Entries from a dataset of interfaces
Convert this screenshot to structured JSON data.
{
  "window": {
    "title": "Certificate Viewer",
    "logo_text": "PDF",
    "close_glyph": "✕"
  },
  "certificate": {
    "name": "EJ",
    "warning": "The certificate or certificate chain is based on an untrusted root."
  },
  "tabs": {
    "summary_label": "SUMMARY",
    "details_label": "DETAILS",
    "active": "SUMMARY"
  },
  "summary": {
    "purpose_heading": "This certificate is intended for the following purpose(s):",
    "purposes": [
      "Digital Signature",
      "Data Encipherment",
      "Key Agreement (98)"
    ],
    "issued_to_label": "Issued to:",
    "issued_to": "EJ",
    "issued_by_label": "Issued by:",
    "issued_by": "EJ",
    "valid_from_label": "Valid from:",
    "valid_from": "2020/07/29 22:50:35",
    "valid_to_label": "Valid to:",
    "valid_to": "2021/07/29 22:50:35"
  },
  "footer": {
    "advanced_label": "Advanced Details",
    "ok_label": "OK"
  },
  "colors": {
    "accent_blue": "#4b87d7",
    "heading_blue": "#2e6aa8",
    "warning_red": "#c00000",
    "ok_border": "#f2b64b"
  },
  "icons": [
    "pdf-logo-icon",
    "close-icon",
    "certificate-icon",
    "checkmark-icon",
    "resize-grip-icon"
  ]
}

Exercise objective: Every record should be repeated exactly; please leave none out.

Answer to this problem:
Convert this screenshot to structured JSON data.
{
  "window": {
    "title": "Certificate Viewer",
    "logo_text": "PDF",
    "close_glyph": "✕"
  },
  "certificate": {
    "name": "EJ",
    "warning": "The certificate or certificate chain is based on an untrusted root."
  },
  "tabs": {
    "summary_label": "SUMMARY",
    "details_label": "DETAILS",
    "active": "SUMMARY"
  },
  "summary": {
    "purpose_heading": "This certificate is intended for the following purpose(s):",
    "purposes": [
      "Digital Signature",
      "Data Encipherment",
      "Key Agreement (98)"
    ],
    "issued_to_label": "Issued to:",
    "issued_to": "EJ",
    "issued_by_label": "Issued by:",
    "issued_by": "EJ",
    "valid_from_label": "Valid from:",
    "valid_from": "2020/07/29 22:50:35",
    "valid_to_label": "Valid to:",
    "valid_to": "2021/07/29 22:50:35"
  },
  "footer": {
    "advanced_label": "Advanced Details",
    "ok_label": "OK"
  },
  "colors": {
    "accent_blue": "#4b87d7",
    "heading_blue": "#2e6aa8",
    "warning_red": "#c00000",
    "ok_border": "#f2b64b"
  },
  "icons": [
    "pdf-logo-icon",
    "close-icon",
    "certificate-icon",
    "checkmark-icon",
    "resize-grip-icon"
  ]
}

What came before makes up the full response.